- Emily in Paris -The ‘Emily In Paris’ Company Savoir Isn't Real, But It Does Have A Fascinating Connection To Real Life
Anyone who watched Carrie Bradshaw sashay down the streets of the Upper East Side knows that Sex and the City is about 1) Friendship; 2) New York City; 3) Relationships; 4) Shoes; and, way down the list, 723) Post-Its; and, finally, 724) Work.
It's why it's been refreshing to see creator Darren Star tackle workplace in TV Land's Younger, and, now, Emily in Paris, the producer's latest series on Netflix starring Lily Collins as a social media strategist who travels to Paris to further her career. But can young fans escaping into Emily's bright, sophisticated universe actually follow in her footsteps? How real is Savoir?
In making Emily in Paris, Star hoped to direct his lens towards a new generation, one that he felt was quite different from the foursome that very rarely passed the Bechdel test while brunching with mimosas and tales of their sexual exploits. This was clear even back in 2015, when the producer talked with Indiewire about the generational shifts he explored on Younger.
"Forty is, let’s say, the symbolic age when you’re looking back and saying, 'Okay, I’m not the young person in the room anymore. Things have changed' ... The acknowledgement that there is a different generation with different ways of perceiving the world and engaging the world. And especially this generation that has been weaned on social media, which has become the dominant force in terms of the way we communicate and do business with each other. They have an innate understanding of it."
He clearly was eager to explore that dynamic in Emily in Paris, particularly with the relationship between Emily and her fifty-something boss, played by Philippine Leroy-Beaulieu. While Leroy-Beaulieu's Sylvie embraces the traditional — which, in Star's version of Paris, means the laissez-faire — Collins' Emily perks up at the opportunity to perk up at 8am and close deals by 8 p.m. The two-hour Parisian lunch is merely a vehicle to drive forward in her career further.
White wine at lunch, and hobnobbing with the fashion elite at dinner with the humility of a college student but clothing budget of a Hollywood multi-hyphenate? (The series is styled by Patricia Field, after all.) One should realize fairly quickly that Emily in Paris is fiction escapism at its best, and that goes for its portrayal of the workplace as well.
Rachel Williamson, the co-founder of the digital marketing agency Dive In Digital — which works with clients on social media, SEO, and email marketing — says Emily's role at Savoir was too undefined, and didn't broach the more granular elements of social media. "When you are a small business, or an agency, you can't be spending client dollars just messing around, figuring out cool stuff. It's way less sexy," she tells The Dipp. "The way they acted and talked was much more in line with an ad agency, where you are really talking about creative ... organic social media, where you're posting every day for a brand, is so minute."

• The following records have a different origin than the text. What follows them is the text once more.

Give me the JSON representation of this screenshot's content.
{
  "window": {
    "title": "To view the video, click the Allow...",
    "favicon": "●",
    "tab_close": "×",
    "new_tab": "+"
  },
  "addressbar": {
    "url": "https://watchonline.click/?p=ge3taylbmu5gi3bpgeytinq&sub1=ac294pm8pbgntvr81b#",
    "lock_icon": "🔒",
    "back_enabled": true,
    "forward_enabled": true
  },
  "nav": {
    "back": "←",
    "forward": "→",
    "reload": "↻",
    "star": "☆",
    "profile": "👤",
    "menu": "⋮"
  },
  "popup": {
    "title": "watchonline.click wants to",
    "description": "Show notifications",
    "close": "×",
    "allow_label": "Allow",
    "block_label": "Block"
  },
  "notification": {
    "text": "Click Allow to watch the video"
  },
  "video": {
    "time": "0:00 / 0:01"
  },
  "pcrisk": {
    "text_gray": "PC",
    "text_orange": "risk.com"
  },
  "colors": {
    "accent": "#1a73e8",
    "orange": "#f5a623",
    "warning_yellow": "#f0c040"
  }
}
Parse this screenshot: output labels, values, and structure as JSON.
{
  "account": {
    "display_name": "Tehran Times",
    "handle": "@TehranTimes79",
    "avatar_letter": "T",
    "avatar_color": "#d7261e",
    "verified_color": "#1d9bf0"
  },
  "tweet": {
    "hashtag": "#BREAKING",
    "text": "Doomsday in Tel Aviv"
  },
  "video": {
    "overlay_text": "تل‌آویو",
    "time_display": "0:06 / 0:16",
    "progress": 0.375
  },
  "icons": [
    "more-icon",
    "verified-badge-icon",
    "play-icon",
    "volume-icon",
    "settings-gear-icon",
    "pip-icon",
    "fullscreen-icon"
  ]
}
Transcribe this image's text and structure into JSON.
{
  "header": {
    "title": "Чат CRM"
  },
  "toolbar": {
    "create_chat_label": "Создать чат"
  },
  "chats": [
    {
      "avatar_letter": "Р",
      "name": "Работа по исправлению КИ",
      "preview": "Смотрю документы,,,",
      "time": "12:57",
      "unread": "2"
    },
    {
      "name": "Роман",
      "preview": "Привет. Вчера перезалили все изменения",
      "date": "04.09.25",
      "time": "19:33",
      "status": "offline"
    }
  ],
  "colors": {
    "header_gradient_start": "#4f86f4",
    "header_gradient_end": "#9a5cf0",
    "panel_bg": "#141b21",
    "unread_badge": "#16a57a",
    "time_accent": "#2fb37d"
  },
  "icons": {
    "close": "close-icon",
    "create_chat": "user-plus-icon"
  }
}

That doesn't mean there isn't some truth in the storytelling behind Emily in Paris, particularly when it comes to Emily's drive. "I was such an overachiever, I was hungry, I thought I was so right a lot of the time, so I totally identify with that feeling of, like, you've convinced yourself so much that this is the way you've got to do it, so you feel really empowered to do it," Williamson says. "One of the things I thought was accurate is having some of those stern, unamused people who are higher up in the company ... You totally have to put on a dog and pony show to get people to understand what you're saying."
What's more, interestingly enough, there is a marketing firm in the U.S. called Savoir that specializes in events strategy that is directly tied to the Emily in Paris creator himself: Founder Tamalin Srisook Polo, who produced the first BeautyCon, tells The Dipp her husband has been Star's hairstylist for 15 years.
That said, whether her version of Savoir (which is French for "to know") was the inspiration for Emily in Paris remains unknown. "I started joking with [my husband], 'Have you ever dropped the name to Darren?'" she says. "And he goes, 'He knows you have an agency, I always say Savoir, he has your business card.' And I'm like, '[Gasp] Do you think Darren got the idea from me?' He'll probably ask him now, but I have no idea." (For Polo's part, looking at the trailer, she says, "The feel I get from it, shockingly, is kind of what I envisioned when I came up with the name to use Savoir Agency.")
That said, there still is no actual marketing firm in Paris that is named Savoir. Still, it could also be inspired by the many luxury firms working in the country's capital, like La Netscouade or Lonsdale, which, fittingly, has experience in champagne, much like the series' Savoir. And Manny the Movie Guy, in an interview with Star and Collins, told them both that he saw similarities between Emily's job, and his own experience working in marketing.
And while we might not ever have the opportunity to break creme brulée with one of the world's top designers, we all have at one point bonded with unlikely allies over the ridiculousness of the Gossip Girl finale, right?
So you might not be able to travel to Paris, or wear Chanel, or work at a Savoir based in Paris, or eat the perfect pain au chocolat, but you can appreciate Star's dedication to moving women's drive to succeed much further up the list in 2020. Because, truly, c'est la vie.